Items from an interface collection:
▬▬▬▬▬▬
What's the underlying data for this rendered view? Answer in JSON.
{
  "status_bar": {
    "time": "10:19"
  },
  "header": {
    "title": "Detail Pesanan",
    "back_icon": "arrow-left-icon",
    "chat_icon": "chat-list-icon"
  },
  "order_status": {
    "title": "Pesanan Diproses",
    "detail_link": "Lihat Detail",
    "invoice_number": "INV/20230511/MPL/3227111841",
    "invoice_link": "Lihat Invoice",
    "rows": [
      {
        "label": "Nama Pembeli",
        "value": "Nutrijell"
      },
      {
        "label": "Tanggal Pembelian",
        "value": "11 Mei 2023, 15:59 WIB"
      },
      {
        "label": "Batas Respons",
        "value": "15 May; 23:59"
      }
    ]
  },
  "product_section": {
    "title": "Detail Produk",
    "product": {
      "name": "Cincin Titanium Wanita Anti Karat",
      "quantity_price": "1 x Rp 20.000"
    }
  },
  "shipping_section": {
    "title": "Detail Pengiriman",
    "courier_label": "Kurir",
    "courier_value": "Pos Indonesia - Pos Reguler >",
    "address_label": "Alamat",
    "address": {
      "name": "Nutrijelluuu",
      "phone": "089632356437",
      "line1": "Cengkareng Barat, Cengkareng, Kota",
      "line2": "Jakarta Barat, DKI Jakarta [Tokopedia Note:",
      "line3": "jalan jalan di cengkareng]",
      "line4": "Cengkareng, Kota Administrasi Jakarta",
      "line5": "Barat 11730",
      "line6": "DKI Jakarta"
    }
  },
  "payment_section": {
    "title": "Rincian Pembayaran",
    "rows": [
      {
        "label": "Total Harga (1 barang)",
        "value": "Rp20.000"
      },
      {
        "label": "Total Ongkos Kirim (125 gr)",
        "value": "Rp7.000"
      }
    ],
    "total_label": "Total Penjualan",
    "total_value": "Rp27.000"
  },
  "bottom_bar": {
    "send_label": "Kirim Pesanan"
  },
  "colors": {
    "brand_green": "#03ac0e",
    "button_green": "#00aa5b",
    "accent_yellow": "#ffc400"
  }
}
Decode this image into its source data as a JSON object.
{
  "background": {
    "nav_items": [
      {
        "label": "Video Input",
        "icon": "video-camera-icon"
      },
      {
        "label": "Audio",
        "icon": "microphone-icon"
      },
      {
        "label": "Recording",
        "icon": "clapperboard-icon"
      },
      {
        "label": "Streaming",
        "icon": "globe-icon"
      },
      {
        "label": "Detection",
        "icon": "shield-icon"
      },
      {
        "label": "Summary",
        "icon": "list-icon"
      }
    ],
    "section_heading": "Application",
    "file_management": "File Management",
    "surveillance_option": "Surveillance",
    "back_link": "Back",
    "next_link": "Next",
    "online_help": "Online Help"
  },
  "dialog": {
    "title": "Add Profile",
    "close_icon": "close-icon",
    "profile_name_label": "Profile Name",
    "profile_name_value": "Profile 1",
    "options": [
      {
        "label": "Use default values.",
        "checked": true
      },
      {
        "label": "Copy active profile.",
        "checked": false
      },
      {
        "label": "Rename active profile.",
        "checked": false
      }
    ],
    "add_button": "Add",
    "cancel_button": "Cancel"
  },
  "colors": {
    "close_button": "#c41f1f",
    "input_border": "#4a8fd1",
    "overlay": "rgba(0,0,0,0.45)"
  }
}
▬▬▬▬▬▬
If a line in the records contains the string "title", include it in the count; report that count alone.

6